→ **DATA RECORDS**:
┄┄┄┄┄┄┄┄┄┄

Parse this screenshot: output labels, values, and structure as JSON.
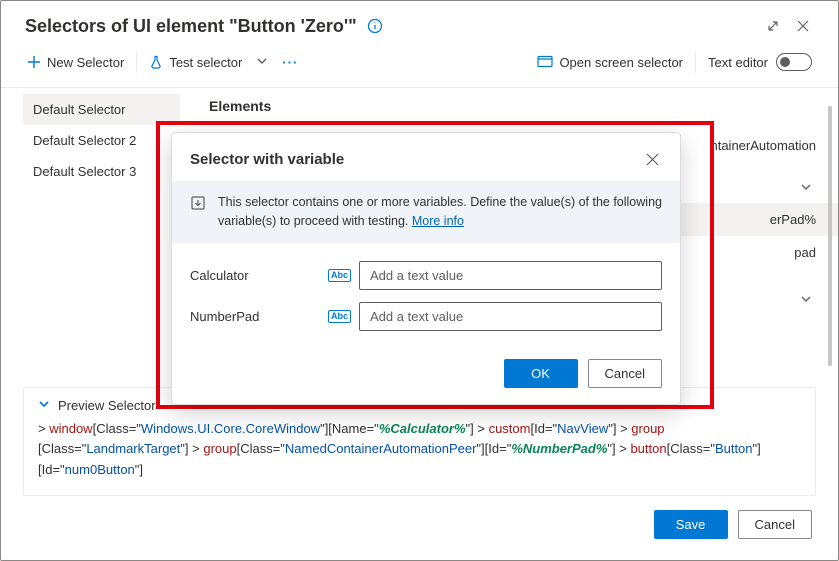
{
  "header": {
    "title": "Selectors of UI element \"Button 'Zero'\""
  },
  "toolbar": {
    "new_selector": "New Selector",
    "test_selector": "Test selector",
    "open_screen": "Open screen selector",
    "text_editor": "Text editor"
  },
  "sidebar": {
    "items": [
      {
        "label": "Default Selector",
        "selected": true
      },
      {
        "label": "Default Selector 2",
        "selected": false
      },
      {
        "label": "Default Selector 3",
        "selected": false
      }
    ]
  },
  "main": {
    "section_title": "Elements",
    "rows": [
      {
        "text": "ntainerAutomation",
        "alt": false
      },
      {
        "text": "",
        "alt": false
      },
      {
        "text": "erPad%",
        "alt": true
      },
      {
        "text": "pad",
        "alt": false
      },
      {
        "text": "",
        "alt": false
      }
    ]
  },
  "dialog": {
    "title": "Selector with variable",
    "banner": "This selector contains one or more variables. Define the value(s) of the following variable(s) to proceed with testing.",
    "more_info": "More info",
    "fields": [
      {
        "label": "Calculator",
        "placeholder": "Add a text value"
      },
      {
        "label": "NumberPad",
        "placeholder": "Add a text value"
      }
    ],
    "ok": "OK",
    "cancel": "Cancel"
  },
  "preview": {
    "title": "Preview Selector",
    "tokens": [
      {
        "t": "gt",
        "v": "> "
      },
      {
        "t": "el",
        "v": "window"
      },
      {
        "t": "plain",
        "v": "[Class=\""
      },
      {
        "t": "attrv",
        "v": "Windows.UI.Core.CoreWindow"
      },
      {
        "t": "plain",
        "v": "\"][Name=\""
      },
      {
        "t": "var",
        "v": "%Calculator%"
      },
      {
        "t": "plain",
        "v": "\"] "
      },
      {
        "t": "gt",
        "v": "> "
      },
      {
        "t": "el",
        "v": "custom"
      },
      {
        "t": "plain",
        "v": "[Id=\""
      },
      {
        "t": "attrv",
        "v": "NavView"
      },
      {
        "t": "plain",
        "v": "\"] "
      },
      {
        "t": "gt",
        "v": "> "
      },
      {
        "t": "el",
        "v": "group"
      },
      {
        "t": "plain",
        "v": " [Class=\""
      },
      {
        "t": "attrv",
        "v": "LandmarkTarget"
      },
      {
        "t": "plain",
        "v": "\"] "
      },
      {
        "t": "gt",
        "v": "> "
      },
      {
        "t": "el",
        "v": "group"
      },
      {
        "t": "plain",
        "v": "[Class=\""
      },
      {
        "t": "attrv",
        "v": "NamedContainerAutomationPeer"
      },
      {
        "t": "plain",
        "v": "\"][Id=\""
      },
      {
        "t": "var",
        "v": "%NumberPad%"
      },
      {
        "t": "plain",
        "v": "\"] "
      },
      {
        "t": "gt",
        "v": "> "
      },
      {
        "t": "el",
        "v": "button"
      },
      {
        "t": "plain",
        "v": "[Class=\""
      },
      {
        "t": "attrv",
        "v": "Button"
      },
      {
        "t": "plain",
        "v": "\"] [Id=\""
      },
      {
        "t": "attrv",
        "v": "num0Button"
      },
      {
        "t": "plain",
        "v": "\"]"
      }
    ]
  },
  "footer": {
    "save": "Save",
    "cancel": "Cancel"
  },
  "icons": {
    "abc": "Abc"
  }
}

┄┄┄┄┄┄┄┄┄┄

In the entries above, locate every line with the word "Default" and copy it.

        "label": "Default Selector",
        "label": "Default Selector 2",
        "label": "Default Selector 3",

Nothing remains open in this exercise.